Chisenhall would lead the majors with a .377 average if he qualified. Over his past two games, that average has fallen from .393. It will continue to fall. That’s fine. Chisenhall has cut his strikeout percentage from 18.2% to 13.5%, and boosted his line drive rate from 19.7% to 28.3%. His success is both explainable and sustainable; not to this degree, but still. When we last spoke about Chisenhall in this column a few weeks back, I proposed that you refrain from trading him because the return of his power (he had 3 HRs at the time; 7 today) would offset the tumble of his batting average. That logic holds. The 25-year-old, a former stud prospect, has boosted his isolated power by almost 50 points this season (keep in mind that Chisenhall is still younger than the average age of a Triple-A player, which is 26). If you scooped up Chisenhall—I did in Rotoworld’s staff league; don’t tell the others I’m bragging—congratulations are in order. Now sit back and cross your fingers—he’ll likely remain on your roster through September.
Time for the speed round, where we begin with our always popular Forgotten Mariners’ Batters segment:
Logan Morrison returned from the disabled list Wednesday, and Jesus Montero’s banishment to the minors ended roughly 24 hours later. Both are owned in essentially zero fantasy leagues. Morrison deserves a look in AL-only formats so long as Justin Smoak is on the disabled list, and Jesus Montero is an option for any owner desperate for a catcher. I signed Montero in our 2-catcher Rotoworld baseball league last week on mere speculation. I’m sure Welington Castillo and Brayan Peña will be there waiting for me on the waiver wire if things don’t work out.
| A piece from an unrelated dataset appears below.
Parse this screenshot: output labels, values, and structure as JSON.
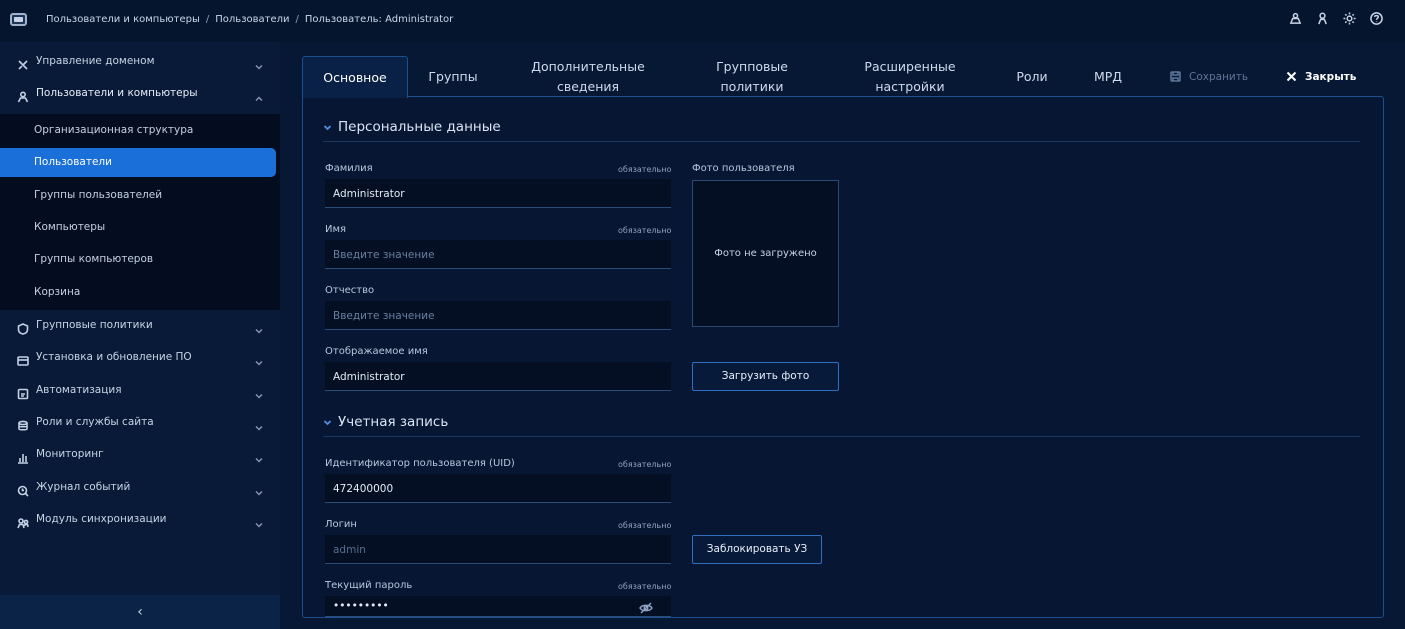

R.A. Dickey exited Saturday’s start versus the Orioles in the seventh inning with right groin tightness. He didn’t sound terribly concerned after the game.
Jorge De La Rosa was yanked from Friday’s game against the Giants with lower back tightness, but he expects to avoid the DL and make his next scheduled start Wednesday against the Dodgers.
Cliff Lee, who hasn't pitched since May 18 due to a strained flexor pronator tendon, is expected to ramp up his throwing program in the coming days to include bullpen sessions. A simulated game would follow that, probably with a rehab start shortly thereafter. Assuming he doesn’t aggravate his elbow strain, expect to see Lee early next month. A minor setback would likely still have him back shortly after the All-Star game.
Baseball America’s No. 30 prospect, Andrew Heaney, was held out of a start last week to control his innings, and the Marlins say they will continue to skip him every now and again for the same reason. Most see this as a sign that Miami wants to save him for a playoff push later this year. The 23-year-old left-hander has a limit of 160-170 innings, 76 2/3 of which he’s used to go 7-2 with a 2.47 ERA between Double-A Jacksonville and Triple-A New Orleans. The Miami Herald’s Manny Navarro believes Heaney is coming soon, perhaps as early as this week. He should be owned in most fantasy leagues.
Mat Latos shut out the Brewers over six innings in his 2014 debut on Saturday, allowing only two hits. Activate him, and leave him in your starting lineup until the end.